(SOURCE RECORDS):
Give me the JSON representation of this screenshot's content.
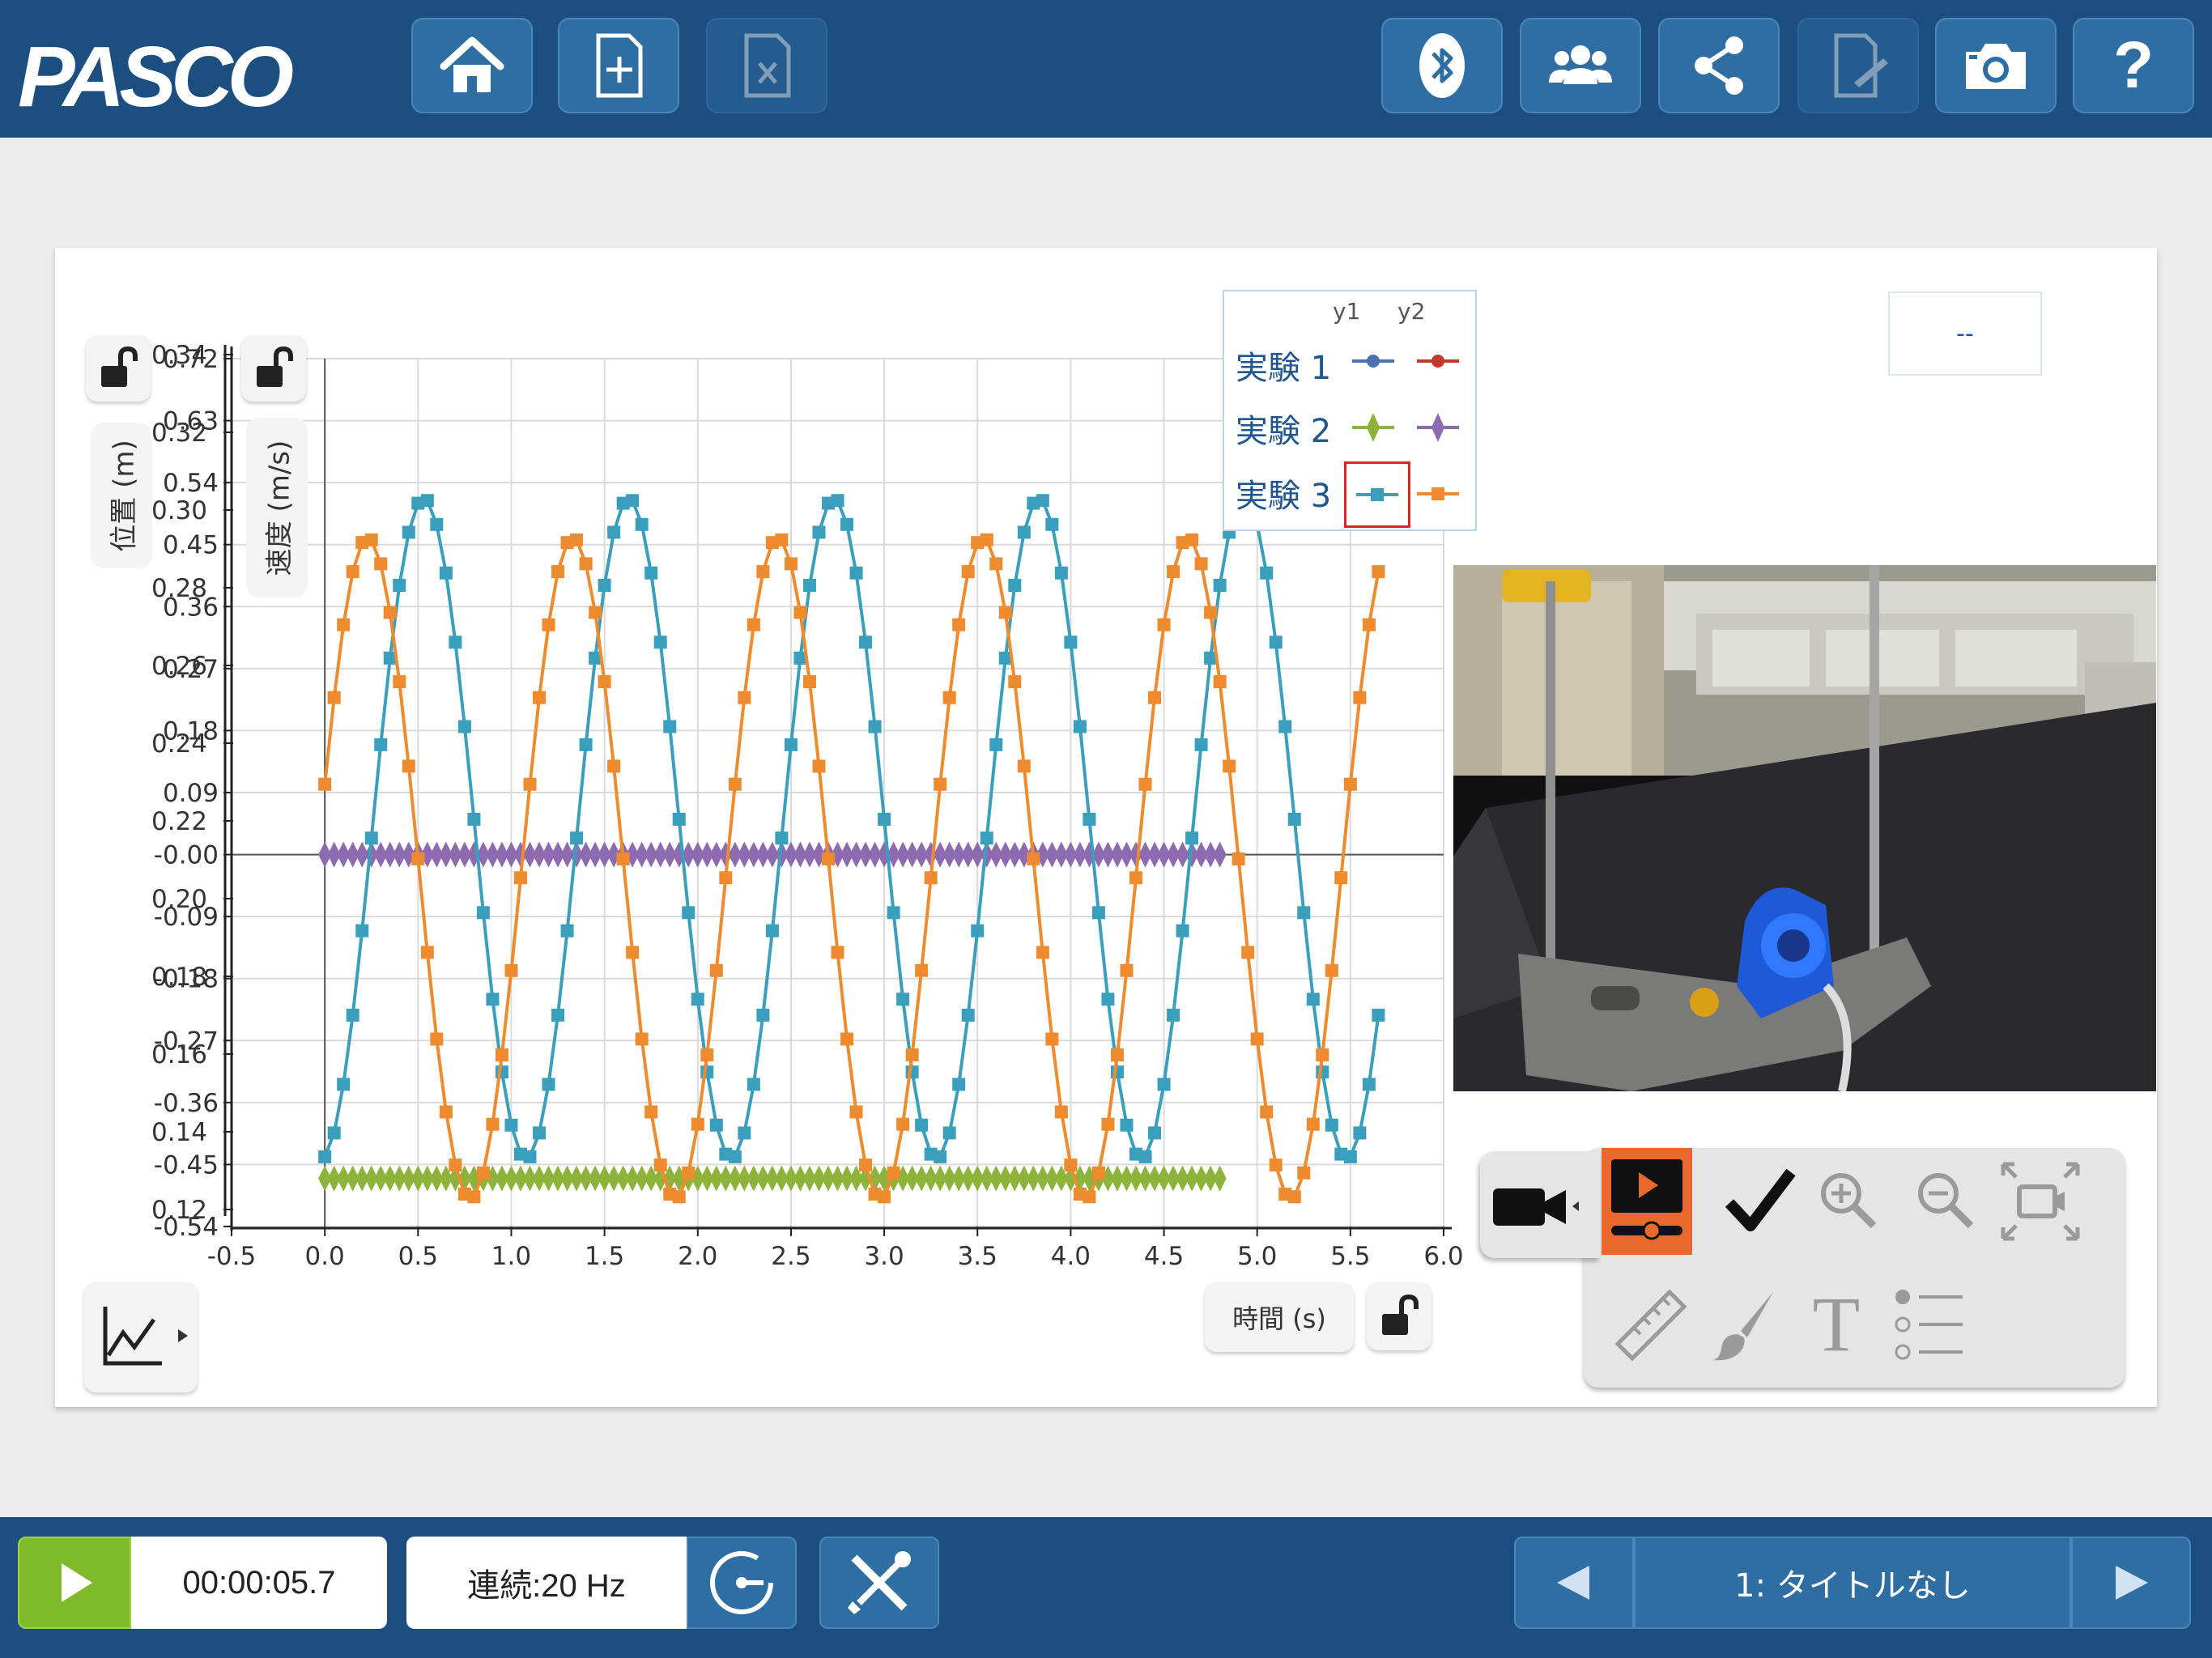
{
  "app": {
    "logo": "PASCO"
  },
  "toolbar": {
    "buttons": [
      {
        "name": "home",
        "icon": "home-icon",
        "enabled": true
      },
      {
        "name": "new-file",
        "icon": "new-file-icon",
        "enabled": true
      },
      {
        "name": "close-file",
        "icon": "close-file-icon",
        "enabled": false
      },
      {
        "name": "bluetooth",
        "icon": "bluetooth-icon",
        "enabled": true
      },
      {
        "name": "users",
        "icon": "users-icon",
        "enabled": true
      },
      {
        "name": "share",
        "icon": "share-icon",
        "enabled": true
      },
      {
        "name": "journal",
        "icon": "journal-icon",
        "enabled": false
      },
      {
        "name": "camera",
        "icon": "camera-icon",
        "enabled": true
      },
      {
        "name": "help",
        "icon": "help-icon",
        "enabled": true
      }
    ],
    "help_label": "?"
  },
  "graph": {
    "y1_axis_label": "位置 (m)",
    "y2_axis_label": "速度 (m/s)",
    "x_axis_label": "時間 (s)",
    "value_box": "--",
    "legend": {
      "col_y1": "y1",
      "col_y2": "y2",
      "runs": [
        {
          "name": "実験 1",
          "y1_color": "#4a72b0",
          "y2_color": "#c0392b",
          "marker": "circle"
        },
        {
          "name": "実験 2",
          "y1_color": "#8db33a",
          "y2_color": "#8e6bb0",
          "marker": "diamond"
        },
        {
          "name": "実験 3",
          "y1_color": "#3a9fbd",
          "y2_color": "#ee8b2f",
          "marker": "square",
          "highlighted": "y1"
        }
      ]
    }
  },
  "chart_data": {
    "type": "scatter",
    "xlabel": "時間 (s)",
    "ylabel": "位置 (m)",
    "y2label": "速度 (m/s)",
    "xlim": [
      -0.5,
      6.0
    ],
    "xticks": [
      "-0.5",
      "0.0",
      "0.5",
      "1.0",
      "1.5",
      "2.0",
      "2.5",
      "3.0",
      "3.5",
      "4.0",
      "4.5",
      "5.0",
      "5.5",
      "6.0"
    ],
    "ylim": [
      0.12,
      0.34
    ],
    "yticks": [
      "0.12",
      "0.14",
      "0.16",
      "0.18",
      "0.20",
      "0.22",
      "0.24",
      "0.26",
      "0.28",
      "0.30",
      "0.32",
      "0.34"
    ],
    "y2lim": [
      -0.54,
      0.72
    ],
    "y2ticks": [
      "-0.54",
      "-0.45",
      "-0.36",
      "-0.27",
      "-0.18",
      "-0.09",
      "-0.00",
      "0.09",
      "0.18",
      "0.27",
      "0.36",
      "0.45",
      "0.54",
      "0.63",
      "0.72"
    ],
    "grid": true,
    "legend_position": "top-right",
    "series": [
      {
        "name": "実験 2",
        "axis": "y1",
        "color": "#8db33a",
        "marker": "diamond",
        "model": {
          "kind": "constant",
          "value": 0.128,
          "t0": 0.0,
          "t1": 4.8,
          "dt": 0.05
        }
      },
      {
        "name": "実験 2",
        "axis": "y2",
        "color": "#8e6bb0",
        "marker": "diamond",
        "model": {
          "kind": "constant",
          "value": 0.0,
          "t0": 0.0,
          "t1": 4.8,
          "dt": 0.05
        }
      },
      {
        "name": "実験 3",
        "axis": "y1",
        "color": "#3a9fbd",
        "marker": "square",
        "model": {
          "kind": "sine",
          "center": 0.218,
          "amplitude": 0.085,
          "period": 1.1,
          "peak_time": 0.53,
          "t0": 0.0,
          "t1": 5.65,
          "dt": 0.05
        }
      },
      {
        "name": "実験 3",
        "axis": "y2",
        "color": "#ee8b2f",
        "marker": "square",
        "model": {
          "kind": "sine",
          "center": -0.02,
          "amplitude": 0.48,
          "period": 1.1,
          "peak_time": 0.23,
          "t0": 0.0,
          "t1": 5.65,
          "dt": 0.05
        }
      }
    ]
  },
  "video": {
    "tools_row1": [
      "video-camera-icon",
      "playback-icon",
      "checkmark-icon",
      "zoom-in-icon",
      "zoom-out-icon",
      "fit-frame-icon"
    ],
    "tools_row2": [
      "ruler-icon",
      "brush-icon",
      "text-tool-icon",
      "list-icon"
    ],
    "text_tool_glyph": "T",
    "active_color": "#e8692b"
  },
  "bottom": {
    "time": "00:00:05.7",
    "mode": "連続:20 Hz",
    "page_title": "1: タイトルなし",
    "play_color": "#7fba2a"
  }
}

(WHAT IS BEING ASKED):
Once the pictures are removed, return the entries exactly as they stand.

(PROBLEM SOLUTION):
Give me the JSON representation of this screenshot's content.
{
  "app": {
    "logo": "PASCO"
  },
  "toolbar": {
    "buttons": [
      {
        "name": "home",
        "icon": "home-icon",
        "enabled": true
      },
      {
        "name": "new-file",
        "icon": "new-file-icon",
        "enabled": true
      },
      {
        "name": "close-file",
        "icon": "close-file-icon",
        "enabled": false
      },
      {
        "name": "bluetooth",
        "icon": "bluetooth-icon",
        "enabled": true
      },
      {
        "name": "users",
        "icon": "users-icon",
        "enabled": true
      },
      {
        "name": "share",
        "icon": "share-icon",
        "enabled": true
      },
      {
        "name": "journal",
        "icon": "journal-icon",
        "enabled": false
      },
      {
        "name": "camera",
        "icon": "camera-icon",
        "enabled": true
      },
      {
        "name": "help",
        "icon": "help-icon",
        "enabled": true
      }
    ],
    "help_label": "?"
  },
  "graph": {
    "y1_axis_label": "位置 (m)",
    "y2_axis_label": "速度 (m/s)",
    "x_axis_label": "時間 (s)",
    "value_box": "--",
    "legend": {
      "col_y1": "y1",
      "col_y2": "y2",
      "runs": [
        {
          "name": "実験 1",
          "y1_color": "#4a72b0",
          "y2_color": "#c0392b",
          "marker": "circle"
        },
        {
          "name": "実験 2",
          "y1_color": "#8db33a",
          "y2_color": "#8e6bb0",
          "marker": "diamond"
        },
        {
          "name": "実験 3",
          "y1_color": "#3a9fbd",
          "y2_color": "#ee8b2f",
          "marker": "square",
          "highlighted": "y1"
        }
      ]
    }
  },
  "chart_data": {
    "type": "scatter",
    "xlabel": "時間 (s)",
    "ylabel": "位置 (m)",
    "y2label": "速度 (m/s)",
    "xlim": [
      -0.5,
      6.0
    ],
    "xticks": [
      "-0.5",
      "0.0",
      "0.5",
      "1.0",
      "1.5",
      "2.0",
      "2.5",
      "3.0",
      "3.5",
      "4.0",
      "4.5",
      "5.0",
      "5.5",
      "6.0"
    ],
    "ylim": [
      0.12,
      0.34
    ],
    "yticks": [
      "0.12",
      "0.14",
      "0.16",
      "0.18",
      "0.20",
      "0.22",
      "0.24",
      "0.26",
      "0.28",
      "0.30",
      "0.32",
      "0.34"
    ],
    "y2lim": [
      -0.54,
      0.72
    ],
    "y2ticks": [
      "-0.54",
      "-0.45",
      "-0.36",
      "-0.27",
      "-0.18",
      "-0.09",
      "-0.00",
      "0.09",
      "0.18",
      "0.27",
      "0.36",
      "0.45",
      "0.54",
      "0.63",
      "0.72"
    ],
    "grid": true,
    "legend_position": "top-right",
    "series": [
      {
        "name": "実験 2",
        "axis": "y1",
        "color": "#8db33a",
        "marker": "diamond",
        "model": {
          "kind": "constant",
          "value": 0.128,
          "t0": 0.0,
          "t1": 4.8,
          "dt": 0.05
        }
      },
      {
        "name": "実験 2",
        "axis": "y2",
        "color": "#8e6bb0",
        "marker": "diamond",
        "model": {
          "kind": "constant",
          "value": 0.0,
          "t0": 0.0,
          "t1": 4.8,
          "dt": 0.05
        }
      },
      {
        "name": "実験 3",
        "axis": "y1",
        "color": "#3a9fbd",
        "marker": "square",
        "model": {
          "kind": "sine",
          "center": 0.218,
          "amplitude": 0.085,
          "period": 1.1,
          "peak_time": 0.53,
          "t0": 0.0,
          "t1": 5.65,
          "dt": 0.05
        }
      },
      {
        "name": "実験 3",
        "axis": "y2",
        "color": "#ee8b2f",
        "marker": "square",
        "model": {
          "kind": "sine",
          "center": -0.02,
          "amplitude": 0.48,
          "period": 1.1,
          "peak_time": 0.23,
          "t0": 0.0,
          "t1": 5.65,
          "dt": 0.05
        }
      }
    ]
  },
  "video": {
    "tools_row1": [
      "video-camera-icon",
      "playback-icon",
      "checkmark-icon",
      "zoom-in-icon",
      "zoom-out-icon",
      "fit-frame-icon"
    ],
    "tools_row2": [
      "ruler-icon",
      "brush-icon",
      "text-tool-icon",
      "list-icon"
    ],
    "text_tool_glyph": "T",
    "active_color": "#e8692b"
  },
  "bottom": {
    "time": "00:00:05.7",
    "mode": "連続:20 Hz",
    "page_title": "1: タイトルなし",
    "play_color": "#7fba2a"
  }
}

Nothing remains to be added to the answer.